Exercise aim
The lines to return run from the one containing "Parse this screenshot: output" through the end of the material; give them exactly and leave out the pictures.

Records shown
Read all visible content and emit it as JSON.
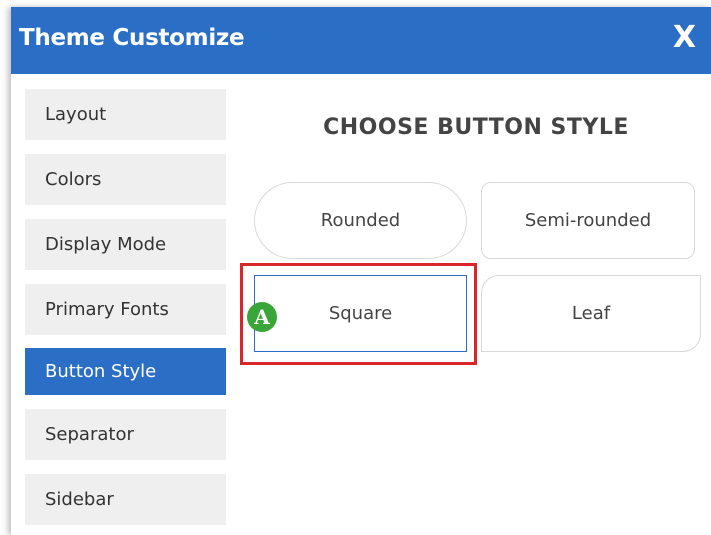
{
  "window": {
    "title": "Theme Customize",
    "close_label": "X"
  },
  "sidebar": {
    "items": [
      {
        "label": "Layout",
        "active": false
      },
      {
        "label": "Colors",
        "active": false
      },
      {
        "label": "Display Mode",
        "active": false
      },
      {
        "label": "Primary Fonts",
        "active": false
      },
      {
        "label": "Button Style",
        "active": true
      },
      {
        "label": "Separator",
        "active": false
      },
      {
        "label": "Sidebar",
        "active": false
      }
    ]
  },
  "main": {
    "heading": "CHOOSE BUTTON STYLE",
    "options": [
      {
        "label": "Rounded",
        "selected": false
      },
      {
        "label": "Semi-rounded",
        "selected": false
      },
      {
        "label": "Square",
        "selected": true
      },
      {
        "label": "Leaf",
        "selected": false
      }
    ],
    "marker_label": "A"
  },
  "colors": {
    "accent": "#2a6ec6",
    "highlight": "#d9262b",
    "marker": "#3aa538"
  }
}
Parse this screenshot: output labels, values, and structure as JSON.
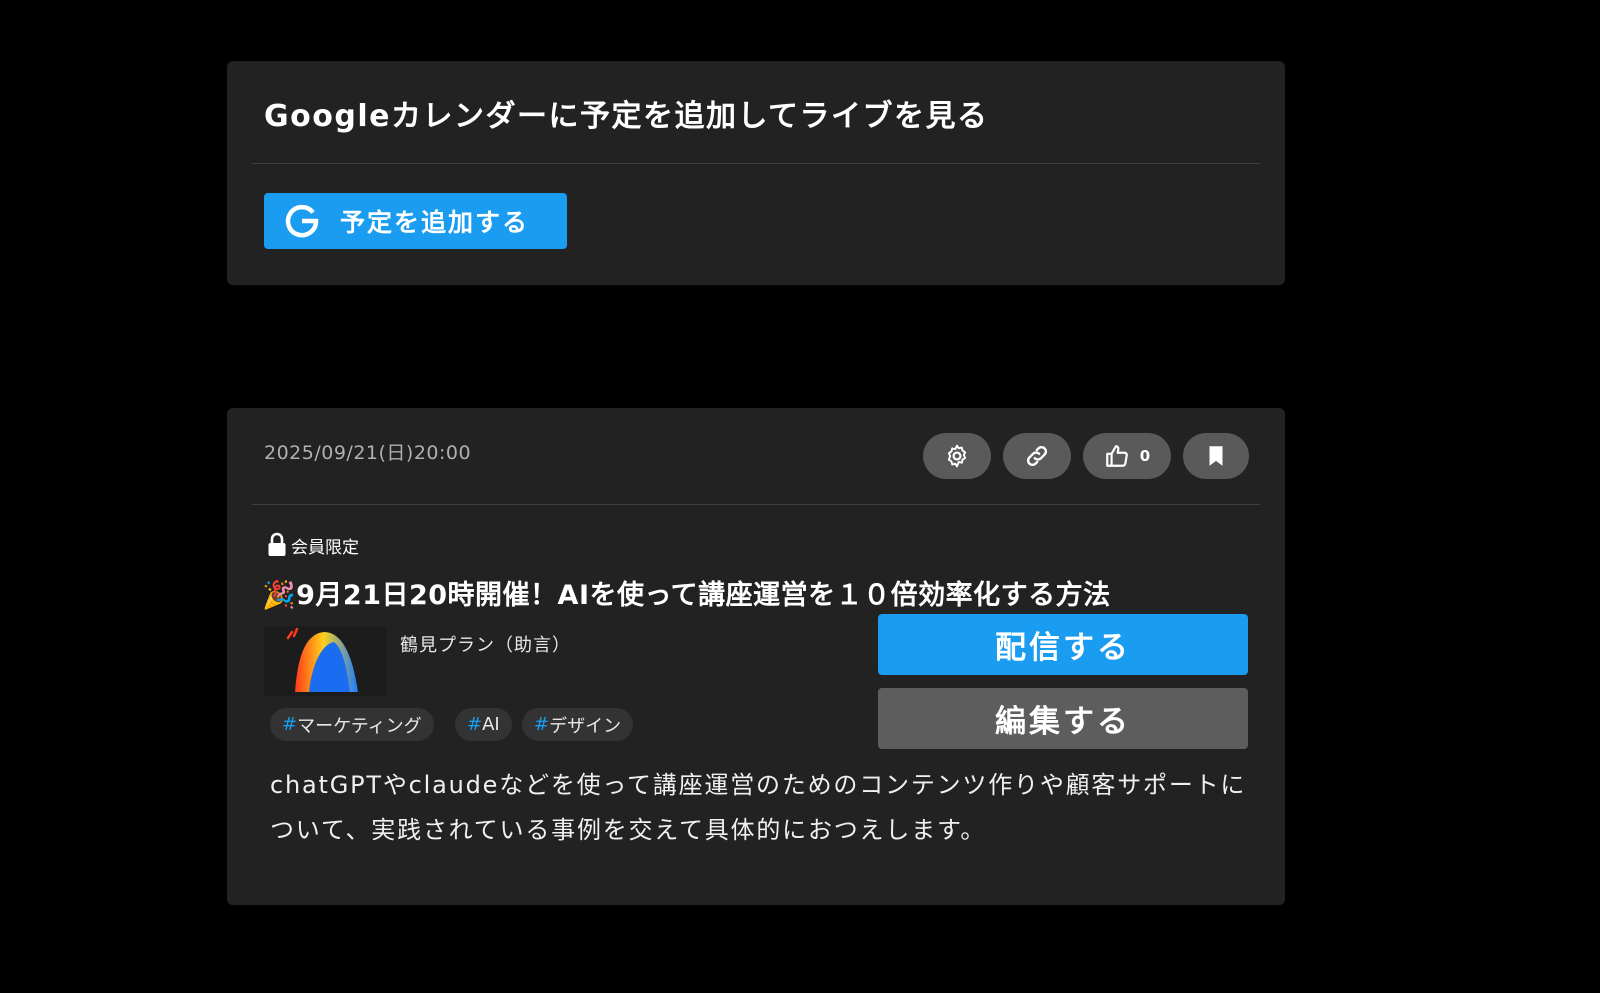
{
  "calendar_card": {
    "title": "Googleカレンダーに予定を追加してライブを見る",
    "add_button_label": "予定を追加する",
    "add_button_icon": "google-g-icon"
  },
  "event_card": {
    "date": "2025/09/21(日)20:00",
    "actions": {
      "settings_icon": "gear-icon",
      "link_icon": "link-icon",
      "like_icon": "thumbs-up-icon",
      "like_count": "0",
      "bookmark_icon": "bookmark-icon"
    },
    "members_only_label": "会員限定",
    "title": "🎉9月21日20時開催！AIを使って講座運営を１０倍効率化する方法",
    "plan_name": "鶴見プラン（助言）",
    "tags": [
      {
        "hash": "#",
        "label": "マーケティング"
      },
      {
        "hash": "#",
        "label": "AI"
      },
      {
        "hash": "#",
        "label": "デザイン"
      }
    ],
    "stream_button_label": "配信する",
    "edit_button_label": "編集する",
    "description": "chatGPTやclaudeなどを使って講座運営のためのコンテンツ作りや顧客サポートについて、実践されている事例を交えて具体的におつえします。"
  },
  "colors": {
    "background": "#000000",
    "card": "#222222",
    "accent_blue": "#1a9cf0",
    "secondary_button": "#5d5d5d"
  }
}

The completed task
Parse this screenshot: output labels, values, and structure as JSON.
{
  "calendar_card": {
    "title": "Googleカレンダーに予定を追加してライブを見る",
    "add_button_label": "予定を追加する",
    "add_button_icon": "google-g-icon"
  },
  "event_card": {
    "date": "2025/09/21(日)20:00",
    "actions": {
      "settings_icon": "gear-icon",
      "link_icon": "link-icon",
      "like_icon": "thumbs-up-icon",
      "like_count": "0",
      "bookmark_icon": "bookmark-icon"
    },
    "members_only_label": "会員限定",
    "title": "🎉9月21日20時開催！AIを使って講座運営を１０倍効率化する方法",
    "plan_name": "鶴見プラン（助言）",
    "tags": [
      {
        "hash": "#",
        "label": "マーケティング"
      },
      {
        "hash": "#",
        "label": "AI"
      },
      {
        "hash": "#",
        "label": "デザイン"
      }
    ],
    "stream_button_label": "配信する",
    "edit_button_label": "編集する",
    "description": "chatGPTやclaudeなどを使って講座運営のためのコンテンツ作りや顧客サポートについて、実践されている事例を交えて具体的におつえします。"
  },
  "colors": {
    "background": "#000000",
    "card": "#222222",
    "accent_blue": "#1a9cf0",
    "secondary_button": "#5d5d5d"
  }
}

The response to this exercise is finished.